In What is Mine, the process of extraction comes to the fore through works that investigate the logistical developments of the global mining industry and their impact on localities and communities. Playing on the multiple meaning of mine as both the term for the extraction of valuable resources from the Earth and a pronoun declaring possession of an entity or an object, this chapter brings into view broader issues of both the material aftermath of mining and the immaterial operations of how land is transmuted into capital.
Chapter One: What is Mine consists of the films Europium, Mangeurs de Cuivre, The Most Beautiful Catastrophe, and The Magic Mountain.
Chapter One: Part I

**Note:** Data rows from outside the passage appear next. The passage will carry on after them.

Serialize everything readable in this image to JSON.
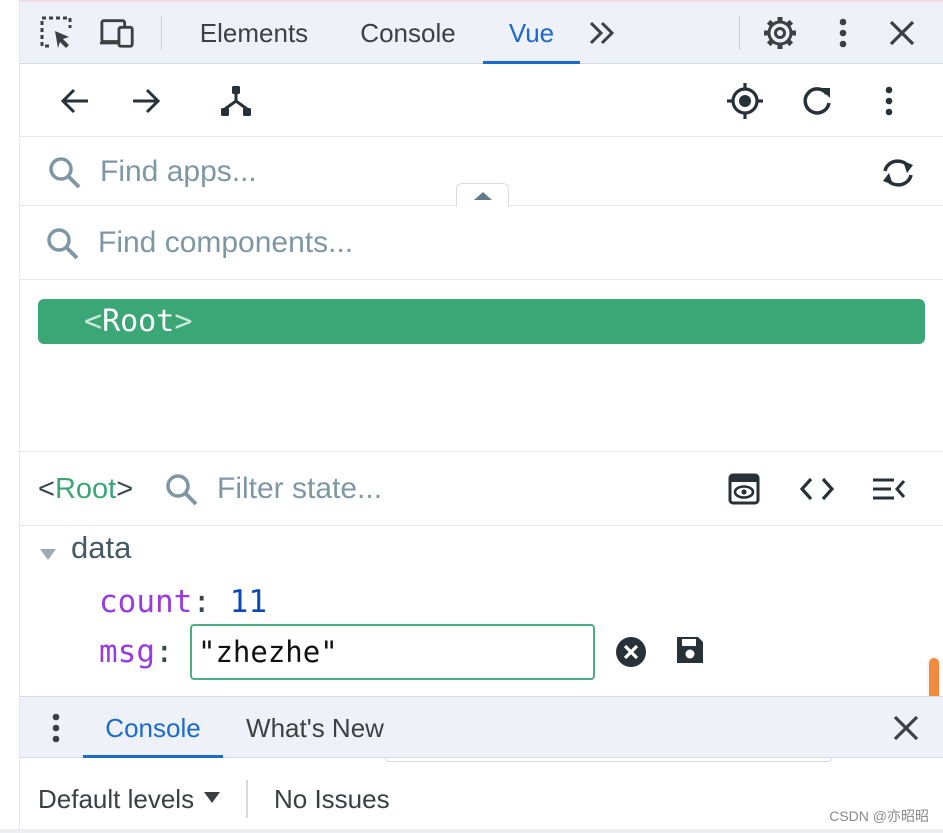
{
  "devtools": {
    "tabs": [
      {
        "label": "Elements",
        "active": false
      },
      {
        "label": "Console",
        "active": false
      },
      {
        "label": "Vue",
        "active": true
      }
    ],
    "icons": [
      "inspect-element-icon",
      "device-toolbar-icon",
      "more-tabs-icon",
      "settings-gear-icon",
      "kebab-menu-icon",
      "close-icon"
    ]
  },
  "vue_toolbar": {
    "icons": [
      "back-arrow-icon",
      "forward-arrow-icon",
      "component-tree-icon",
      "select-component-target-icon",
      "refresh-icon",
      "vue-menu-icon"
    ]
  },
  "app_search": {
    "placeholder": "Find apps..."
  },
  "component_search": {
    "placeholder": "Find components..."
  },
  "component_tree": {
    "selected_node": "Root",
    "open_bracket": "<",
    "close_bracket": ">"
  },
  "inspector": {
    "component_name": "Root",
    "open_bracket": "<",
    "close_bracket": ">",
    "filter_placeholder": "Filter state...",
    "section_title": "data",
    "rows": [
      {
        "key": "count",
        "value": "11"
      },
      {
        "key": "msg",
        "value": "\"zhezhe\""
      }
    ],
    "colon": ":"
  },
  "drawer": {
    "tabs": [
      {
        "label": "Console",
        "active": true
      },
      {
        "label": "What's New",
        "active": false
      }
    ],
    "levels_label": "Default levels",
    "issues_label": "No Issues"
  },
  "watermark": "CSDN @亦昭昭",
  "colors": {
    "accent_blue": "#1a6ad0",
    "vue_green": "#3ba776",
    "key_purple": "#9a3be0",
    "number_blue": "#0b49b8",
    "scroll_orange": "#f08a3c"
  }
}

Europium (2014), dir. Lisa Raves
Interweaving various layers of imagery and text, Europium is an essay film by artist and filmmaker Lisa Rave that analyses history’s repeating patterns in the complex interplay of culture, economy and ecology. The rare earth element lending the work its title literally makes the film appear to viewers as it does, pointing to the material traces of human interventions in geological strata as defining properties of the things and technologies we surround ourselves with.

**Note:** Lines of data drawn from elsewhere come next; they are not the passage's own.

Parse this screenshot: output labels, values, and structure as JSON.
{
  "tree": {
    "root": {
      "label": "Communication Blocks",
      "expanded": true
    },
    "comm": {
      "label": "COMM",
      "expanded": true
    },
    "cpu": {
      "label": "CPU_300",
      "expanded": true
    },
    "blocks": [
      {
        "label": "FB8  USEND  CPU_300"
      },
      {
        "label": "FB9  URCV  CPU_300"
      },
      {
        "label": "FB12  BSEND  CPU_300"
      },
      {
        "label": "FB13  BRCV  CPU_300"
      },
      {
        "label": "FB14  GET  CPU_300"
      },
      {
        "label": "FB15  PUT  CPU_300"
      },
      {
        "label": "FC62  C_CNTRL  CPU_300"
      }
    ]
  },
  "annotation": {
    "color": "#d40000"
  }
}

Mangeurs de Cuivre (2016), dir. Bodil Furu
Examining the landscapes, histories and stakeholders of copper extraction in the Democratic Republic of Congo, Mangeurs de Cuivre, or Copper Eaters, is a documentary by artist and filmmaker Bodil Furu that probes at the complex politics of mineral mining, and the ways they intersect with local histories and communities. In this film, Furu weaves legends, rituals, and sticky networks of actors with differing interests in the riches of the ground to explore the local dimensions of the global economy.
Chapter One: Part II
The Most Beautiful Catastrophe (2018), dir. APART Collective
Centred around the Kosovsko-Laskár wetlands in Central-Western Slovakia which are newly emerging wetlands and marshes in Slovakia that formed as a by-product of the underground extraction of coal near the Nitra river, The Most Beautiful Catastrophe is a short documentary by Slovakian artist cooperative APART that explores the environmental impact of coal mining in western Slovakia. Documenting the landscape that has changed over four decades of extractions, a new and unusual habitat has formed as a way for nature to find balance with the radical change of the ecosystem, all captured and discussed in poetic ways by APART.
The Magic Mountain (2020), dir. Eitan Efrat and Daniel Mann
Where landscapes are traditionally understood as two-dimensional representations, and as backdrops for grand anthropogenic histories, The Magic Mountain is a documentary by Eitan Efrat and Daniel Mann that dwells on the material substrate that makes up the territory, and on the sometimes invisible and undetectable vibrant energies that actively participate in the doing and undoing of history. Zooming in on the surface of the land and entering into the ground itself where vision is utterly diminished, the film tackles the very limits of its own, confronting the inherent failure of capturing nature as a definitive picture. Where sight is obscured, vision also implies reworking experience in the world through imagination, and imagination’s expression in the creation of images.